When I finished playing Fire Emblem: Path of Radiance, I began considering why I game so much. My gaming has especially picked up since I left my PhD program to write and moved across the country to where my husband is doing his graduate work. I’ve dedicated over 150 hours into Breath of the Wild. I’ve played the first 13 chapters of Path of Radiance at least four times. I’ve beaten New Super Mario Bros. U, played through most of the first Pikmin and Pokemon Sun, upgraded my house fully in Animal Crossing, played all the levels in Pokemon Snap, and seen the betrayal in Tales From The Borderlands. Among other games, of course, and not even counting all the board games and phone games I’ve been playing. (Check out my new favorite phone game if you haven’t already!) I’ve gamed more in the past few months than I have in years.
Tamora Pierce, the author who created Tortall, has been critical to my growth as a writer and a person. (I should have known I was non-binary when I tried to bind my chest like Alanna, but also still wanted to be a girl!) Loving Tortall as much as I do means that I’m always on the hunt for things that remind me of it. As a gamer, any game that can even hint at Tortall is a win for me. (more…)
I’ve always liked big guys.

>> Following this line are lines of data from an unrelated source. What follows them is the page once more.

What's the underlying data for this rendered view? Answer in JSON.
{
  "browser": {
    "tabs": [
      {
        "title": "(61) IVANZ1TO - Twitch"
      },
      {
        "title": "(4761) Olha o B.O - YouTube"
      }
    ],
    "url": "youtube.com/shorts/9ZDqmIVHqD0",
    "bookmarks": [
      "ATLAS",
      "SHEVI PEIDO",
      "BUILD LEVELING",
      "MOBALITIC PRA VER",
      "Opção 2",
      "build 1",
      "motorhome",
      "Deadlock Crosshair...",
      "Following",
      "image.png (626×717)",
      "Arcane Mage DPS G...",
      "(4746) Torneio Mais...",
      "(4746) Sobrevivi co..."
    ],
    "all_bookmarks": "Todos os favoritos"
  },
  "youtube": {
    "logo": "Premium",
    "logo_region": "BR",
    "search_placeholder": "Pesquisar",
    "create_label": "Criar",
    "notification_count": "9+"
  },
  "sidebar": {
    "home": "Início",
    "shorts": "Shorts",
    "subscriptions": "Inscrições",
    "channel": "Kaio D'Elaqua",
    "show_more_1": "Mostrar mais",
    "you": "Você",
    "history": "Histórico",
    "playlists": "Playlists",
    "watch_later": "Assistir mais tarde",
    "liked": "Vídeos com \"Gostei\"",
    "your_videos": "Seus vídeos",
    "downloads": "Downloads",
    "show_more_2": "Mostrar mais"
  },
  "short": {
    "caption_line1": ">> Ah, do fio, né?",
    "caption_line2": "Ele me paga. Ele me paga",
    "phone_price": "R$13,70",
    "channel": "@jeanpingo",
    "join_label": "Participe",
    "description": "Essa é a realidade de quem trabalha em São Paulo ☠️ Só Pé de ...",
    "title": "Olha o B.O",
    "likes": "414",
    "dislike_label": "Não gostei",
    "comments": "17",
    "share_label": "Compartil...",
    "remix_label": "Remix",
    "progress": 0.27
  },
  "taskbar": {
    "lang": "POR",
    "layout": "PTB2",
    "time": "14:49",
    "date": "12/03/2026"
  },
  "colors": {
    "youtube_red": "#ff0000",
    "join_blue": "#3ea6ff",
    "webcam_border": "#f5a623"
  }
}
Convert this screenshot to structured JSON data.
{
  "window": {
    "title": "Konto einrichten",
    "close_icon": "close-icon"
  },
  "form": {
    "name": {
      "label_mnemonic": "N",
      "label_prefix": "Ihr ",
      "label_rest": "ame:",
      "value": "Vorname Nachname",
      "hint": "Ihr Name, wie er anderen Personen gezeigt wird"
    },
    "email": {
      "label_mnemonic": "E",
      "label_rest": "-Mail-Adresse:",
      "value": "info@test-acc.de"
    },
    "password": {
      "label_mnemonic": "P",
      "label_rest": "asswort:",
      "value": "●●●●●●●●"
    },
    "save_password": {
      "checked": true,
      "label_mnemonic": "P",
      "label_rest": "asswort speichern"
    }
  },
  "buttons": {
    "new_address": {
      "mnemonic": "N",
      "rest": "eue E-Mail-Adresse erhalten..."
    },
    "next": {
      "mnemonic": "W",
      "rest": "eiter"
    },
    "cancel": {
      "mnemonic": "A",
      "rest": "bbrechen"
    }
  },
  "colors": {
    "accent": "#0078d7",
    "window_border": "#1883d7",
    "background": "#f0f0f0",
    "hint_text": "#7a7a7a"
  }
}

Despite being a short lady (or perhaps because of it), some part of me is intrinsically drawn to tall, boorish, weirdly animal-like men. I’ve got a mental vault of inappropriate fantasies about characters like Killer Croc, Obadiah Horn, and zombie Gregor Clegane—fantasies that are probably rooted in my childhood love of Prince Adam’s barbarous visage in Beauty and the Beast, or maybe even further back, in the days of Johnny Bravo (damn, those muscles were huge!) and Dragon Tales (damn, those… scales were shiny?). (more…)

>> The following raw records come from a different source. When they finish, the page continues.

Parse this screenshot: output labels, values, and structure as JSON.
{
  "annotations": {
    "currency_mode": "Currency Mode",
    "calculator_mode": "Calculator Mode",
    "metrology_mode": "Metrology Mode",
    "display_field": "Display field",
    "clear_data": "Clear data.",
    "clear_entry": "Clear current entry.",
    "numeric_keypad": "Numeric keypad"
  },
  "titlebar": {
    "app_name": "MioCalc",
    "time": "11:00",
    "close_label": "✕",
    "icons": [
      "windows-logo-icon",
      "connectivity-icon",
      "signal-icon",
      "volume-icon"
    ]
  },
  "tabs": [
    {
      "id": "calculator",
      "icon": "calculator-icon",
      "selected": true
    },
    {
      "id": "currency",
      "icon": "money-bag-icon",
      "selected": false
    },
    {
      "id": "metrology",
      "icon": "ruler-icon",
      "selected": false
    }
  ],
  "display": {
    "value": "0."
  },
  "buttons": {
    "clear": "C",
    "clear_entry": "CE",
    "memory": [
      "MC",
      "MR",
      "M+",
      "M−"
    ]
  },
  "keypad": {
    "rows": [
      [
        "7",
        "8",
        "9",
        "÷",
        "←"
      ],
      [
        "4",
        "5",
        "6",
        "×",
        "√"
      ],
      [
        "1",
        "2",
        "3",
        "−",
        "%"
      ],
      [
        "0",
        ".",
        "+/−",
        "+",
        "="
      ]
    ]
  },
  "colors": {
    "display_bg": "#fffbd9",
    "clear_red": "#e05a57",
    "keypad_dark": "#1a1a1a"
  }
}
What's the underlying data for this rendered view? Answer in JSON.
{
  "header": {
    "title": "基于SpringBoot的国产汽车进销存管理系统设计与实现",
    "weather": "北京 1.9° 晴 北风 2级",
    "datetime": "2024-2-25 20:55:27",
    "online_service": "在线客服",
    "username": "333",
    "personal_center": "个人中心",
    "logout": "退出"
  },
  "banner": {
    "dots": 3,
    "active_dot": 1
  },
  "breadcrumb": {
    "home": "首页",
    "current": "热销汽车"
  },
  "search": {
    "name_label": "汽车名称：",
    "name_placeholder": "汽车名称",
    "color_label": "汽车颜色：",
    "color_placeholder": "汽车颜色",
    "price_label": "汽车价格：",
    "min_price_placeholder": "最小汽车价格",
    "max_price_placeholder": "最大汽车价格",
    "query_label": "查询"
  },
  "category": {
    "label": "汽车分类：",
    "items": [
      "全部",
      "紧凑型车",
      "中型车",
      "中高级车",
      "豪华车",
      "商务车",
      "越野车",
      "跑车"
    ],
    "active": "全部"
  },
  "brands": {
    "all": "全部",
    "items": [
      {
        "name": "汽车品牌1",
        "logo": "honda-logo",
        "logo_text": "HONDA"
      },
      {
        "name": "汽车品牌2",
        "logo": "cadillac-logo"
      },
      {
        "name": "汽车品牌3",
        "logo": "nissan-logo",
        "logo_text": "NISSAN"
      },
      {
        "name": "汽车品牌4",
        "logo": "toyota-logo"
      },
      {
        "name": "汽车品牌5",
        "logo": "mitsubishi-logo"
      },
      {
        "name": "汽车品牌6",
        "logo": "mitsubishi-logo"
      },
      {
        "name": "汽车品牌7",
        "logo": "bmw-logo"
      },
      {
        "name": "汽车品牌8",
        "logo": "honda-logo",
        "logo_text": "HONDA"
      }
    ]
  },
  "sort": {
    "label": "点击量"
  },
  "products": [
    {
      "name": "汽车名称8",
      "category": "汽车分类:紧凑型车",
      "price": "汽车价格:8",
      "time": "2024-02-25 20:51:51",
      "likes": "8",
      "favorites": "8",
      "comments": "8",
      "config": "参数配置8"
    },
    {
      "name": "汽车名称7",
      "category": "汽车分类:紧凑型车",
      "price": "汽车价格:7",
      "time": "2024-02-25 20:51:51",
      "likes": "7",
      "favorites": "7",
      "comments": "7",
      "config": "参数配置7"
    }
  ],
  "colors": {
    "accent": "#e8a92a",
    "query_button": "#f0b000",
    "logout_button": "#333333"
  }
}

Stephani is a former computer science nerd with a predilection for shoddy paranormal romance novels, cream-cheese-based frostings, and animals ten times her size. She’s inexplicably struck with a fatal case of fumble fingers every time she touches a controller—except when challenged to a match of her secret specialty: the 1995 hit SNES puzzle game Tetris Attack.